What does a positive Net Cash signify?

A positive Net Cash means that a company has more cash and equivalents than it has liabilities, which often indicates financial strength and stability.

What does a negative Net Cash imply?

A negative Net Cash suggests that a company has more liabilities than it has cash and cash equivalents – a position that might indicate financial risk if not managed properly.

How does a company improve its Net Cash position?

A company can improve its Net Cash position by increasing cash inflows or reducing cash outflows—i.e., increasing revenue or decreasing expenses—or by managing its debts more effectively.

How does having a high Net Cash influence a company’s financial decisions?

A high Net Cash allows a company more financial flexibility. It can use the cash to invest in growth opportunities, pay dividends to shareholders, reduce debts, and also weather economic downturns.

Is Net Cash the same as Free Cash Flow?

No, Net Cash and Free Cash Flow are different. Free Cash Flow specifically refers to the cash a company generates after accounting for capital expenditures.

Where can I find information about a company’s Net Cash?

You can find a company’s Net Cash information on its balance sheet, which is usually included in its annual report or quarterly statements.

Does a high Net Cash always mean a company is doing well?

Not necessarily. While a high Net Cash could indicate financial strength, it could also signify that a company is not investing its surplus cash into growing the business. Therefore, it’s important to consider Net Cash in the broader context of a company’s overall performance and strategy.

: Can individuals also have Net Cash?

: Yes, the concept of net cash can also be applied to individuals. It can be calculated by subtracting total personal liabilities (such as mortgage, credit card debt, loans) from total personal cash and cash equivalents.

Related Finance Terms

Sources for More Information

About Our Editorial Process

At Due, we are dedicated to providing simple money and retirement advice that can make a big impact in your life. Our team closely follows market shifts and deeply understands how to build REAL wealth. All of our articles undergo thorough editing and review by financial experts, ensuring you get reliable and credible money advice.

We partner with leading publications, such as Nasdaq, The Globe and Mail, Entrepreneur, and more, to provide insights on retirement, current markets, and more.

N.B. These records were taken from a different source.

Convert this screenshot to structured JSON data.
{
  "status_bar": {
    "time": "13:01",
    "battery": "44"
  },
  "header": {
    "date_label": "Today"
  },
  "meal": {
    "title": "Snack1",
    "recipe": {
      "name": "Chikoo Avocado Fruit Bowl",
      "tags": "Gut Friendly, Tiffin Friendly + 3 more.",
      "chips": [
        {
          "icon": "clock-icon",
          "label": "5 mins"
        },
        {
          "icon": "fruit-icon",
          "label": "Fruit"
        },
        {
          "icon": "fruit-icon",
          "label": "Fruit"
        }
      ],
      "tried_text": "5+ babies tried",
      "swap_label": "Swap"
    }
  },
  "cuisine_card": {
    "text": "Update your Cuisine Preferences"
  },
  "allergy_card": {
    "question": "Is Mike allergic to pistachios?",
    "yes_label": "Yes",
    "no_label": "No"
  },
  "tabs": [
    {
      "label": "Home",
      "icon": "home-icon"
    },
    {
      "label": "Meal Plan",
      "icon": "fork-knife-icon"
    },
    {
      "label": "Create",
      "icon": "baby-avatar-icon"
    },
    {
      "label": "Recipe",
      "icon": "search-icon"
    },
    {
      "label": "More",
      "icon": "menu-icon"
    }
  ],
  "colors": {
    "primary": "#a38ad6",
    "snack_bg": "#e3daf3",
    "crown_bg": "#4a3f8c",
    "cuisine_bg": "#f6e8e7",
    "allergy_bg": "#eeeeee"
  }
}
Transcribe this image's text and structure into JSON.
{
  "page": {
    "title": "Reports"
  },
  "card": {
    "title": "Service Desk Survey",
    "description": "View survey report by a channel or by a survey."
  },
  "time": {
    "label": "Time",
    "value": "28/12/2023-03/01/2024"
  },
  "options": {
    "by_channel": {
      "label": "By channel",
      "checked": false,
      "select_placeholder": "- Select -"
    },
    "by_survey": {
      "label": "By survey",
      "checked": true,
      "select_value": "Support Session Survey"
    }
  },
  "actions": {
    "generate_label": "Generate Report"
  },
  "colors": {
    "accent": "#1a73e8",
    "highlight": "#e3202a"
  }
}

We also host a financial glossary of over 7000 money/investing terms to help you learn more about how to take control of your finances.

View our editorial process

About Our Journalists

Our journalists are not just trusted, certified financial advisers. They are experienced and leading influencers in the financial realm, trusted by millions to provide advice about money. We handpick the best of the best, so you get advice from real experts. Our goal is to educate and inform, NOT to be a ‘stock-picker’ or ‘market-caller.’ 

Why listen to what we have to say?

While Due does not know how to predict the market in the short-term, our team of experts DOES know how you can make smart financial decisions to plan for retirement in the long-term.

View our expert review board

About Due

Due makes it easier to retire on your terms. We give you a realistic view on exactly where you’re at financially so when you retire you know how much money you’ll get each month. Get started today.

Due Fact-Checking Standards and Processes

To ensure we’re putting out the highest content standards, we sought out the help of certified financial experts and accredited individuals to verify our advice. We also rely on them for the most up to date information and data to make sure our in-depth research has the facts right, for today… Not yesterday. Our financial expert review board allows our readers to not only trust the information they are reading but to act on it as well. Most of our authors are CFP (Certified Financial Planners) or CRPC (Chartered Retirement Planning Counselor) certified and all have college degrees. Learn more about annuities, retirement advice and take the correct steps towards financial freedom and knowing exactly where you stand today. Learn everything about our top-notch financial expert reviews below… Learn More